Deafening cries of sorrow echoed through the airport Monday as relatives awaiting the arrival of loved ones collapsed in grief after being told that American Airlines Flight 587 crashed shortly after takeoff in New York.
"Not the child, please not the child!" sobbed Germania Brito who had gone to the airport to meet her sister Mariana Flores, her sister's husband, John, and their 2-year-old son, Isaias. "May God help us all."
The jetliner crashed minutes after takeoff in a residential neighborhood 5 miles from Kennedy Airport in New York City. Most passengers were Dominican, officials said.
Dozens of relatives, awaiting an official passenger list, came to Santo Domingo's Las Americas International Airport. Shrieks echoed throughout the airport as men collapsed in tears and women sobbed uncontrollably. Psychologists and medics were on hand for counseling.
Many in this poor Spanish-speaking nation had been waiting years to see loved ones. More than 500,000 Dominicans live in New York City.
While many assumed the worst, Eduardo Fresola was told his brother, Jose Antonio Nicolas Fresola, missed the flight because his 7-year-old sister got lost in the airport.
"I can't believe it, he wasn't on the plane," exclaimed Fresola, who earlier thought his brother, whom he hadn't seen in three years, was aboard the flight. "He's alive.
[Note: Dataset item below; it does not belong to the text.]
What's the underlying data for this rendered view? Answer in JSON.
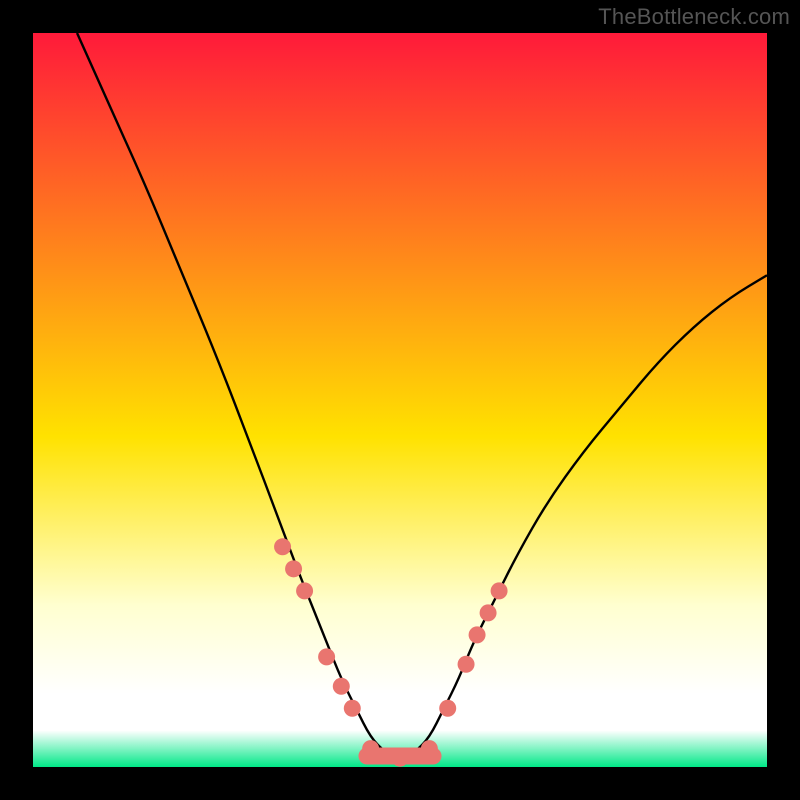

He's safe."
Bernardo Then, American Airlines operations director for the Dominican Republic and Haiti, said the airline would be bringing in additional psychologists from Miami and San Juan to counsel relatives and would help make arrangements for relatives who wanted to fly to New York.